The Seashell on the Mountaintop audiobook cover art

A biography of the end of ignorance

5 out of 5 stars

Reviewed: 02-11-05

This is wonderful book that begins as a biography of a particular 17th century scientist and scholar (Nicolai Stenno) but, in reality, becomes an biography of how inquisitive scholarship, at the right time in history, can expand our knowledge of the world by challenging the paradigms that hold scientific understanding in check. This is a great account of how the exploration of a simple curiosity challenged the fundamental biblical and "scholarly" interpretation of the creation and formation of natural world.
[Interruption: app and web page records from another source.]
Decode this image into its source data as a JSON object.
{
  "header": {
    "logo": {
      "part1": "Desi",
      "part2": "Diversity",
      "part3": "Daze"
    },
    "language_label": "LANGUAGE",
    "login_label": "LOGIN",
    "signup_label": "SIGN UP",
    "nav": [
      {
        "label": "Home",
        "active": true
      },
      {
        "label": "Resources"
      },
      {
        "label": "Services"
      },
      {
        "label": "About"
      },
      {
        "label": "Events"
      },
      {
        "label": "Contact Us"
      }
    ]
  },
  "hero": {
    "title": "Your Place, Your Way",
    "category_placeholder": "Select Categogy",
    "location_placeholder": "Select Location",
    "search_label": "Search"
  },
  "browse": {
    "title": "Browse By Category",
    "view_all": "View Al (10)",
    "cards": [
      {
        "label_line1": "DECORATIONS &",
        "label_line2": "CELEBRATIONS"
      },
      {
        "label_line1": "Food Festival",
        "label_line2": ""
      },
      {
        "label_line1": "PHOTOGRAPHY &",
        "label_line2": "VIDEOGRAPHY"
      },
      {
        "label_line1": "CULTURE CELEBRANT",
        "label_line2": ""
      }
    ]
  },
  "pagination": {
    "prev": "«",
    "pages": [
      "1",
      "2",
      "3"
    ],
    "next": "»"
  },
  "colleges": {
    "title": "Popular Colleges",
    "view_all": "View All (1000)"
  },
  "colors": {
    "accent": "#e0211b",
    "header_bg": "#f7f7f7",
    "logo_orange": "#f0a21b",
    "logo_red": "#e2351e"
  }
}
If you interpret biblical stories such as Noah's Flood or the Creation story as fundamentally true - which must serve as the basis for all scientific examination - you may find this book troublesome.

10 of 10 people found this review helpful

Salt audiobook cover art

Salt is fascinating

4 out of 5 stars

Reviewed: 02-10-05

The book Salt is a time-tested way to present the history of the world, i.e. pick a ubiquitous item, and use it as the common thread to trace every aspect of human history. The same historical literary formula would work as well by writing about gold, fabric, or even bricks. Great book, great history, even if a bit repetitive about the importance of salt to fish preservation. Highly recommended as a literary device for understanding our connections to all cultures. Be prepared to enjoy almost pure history.

1 of 2 people found this review helpful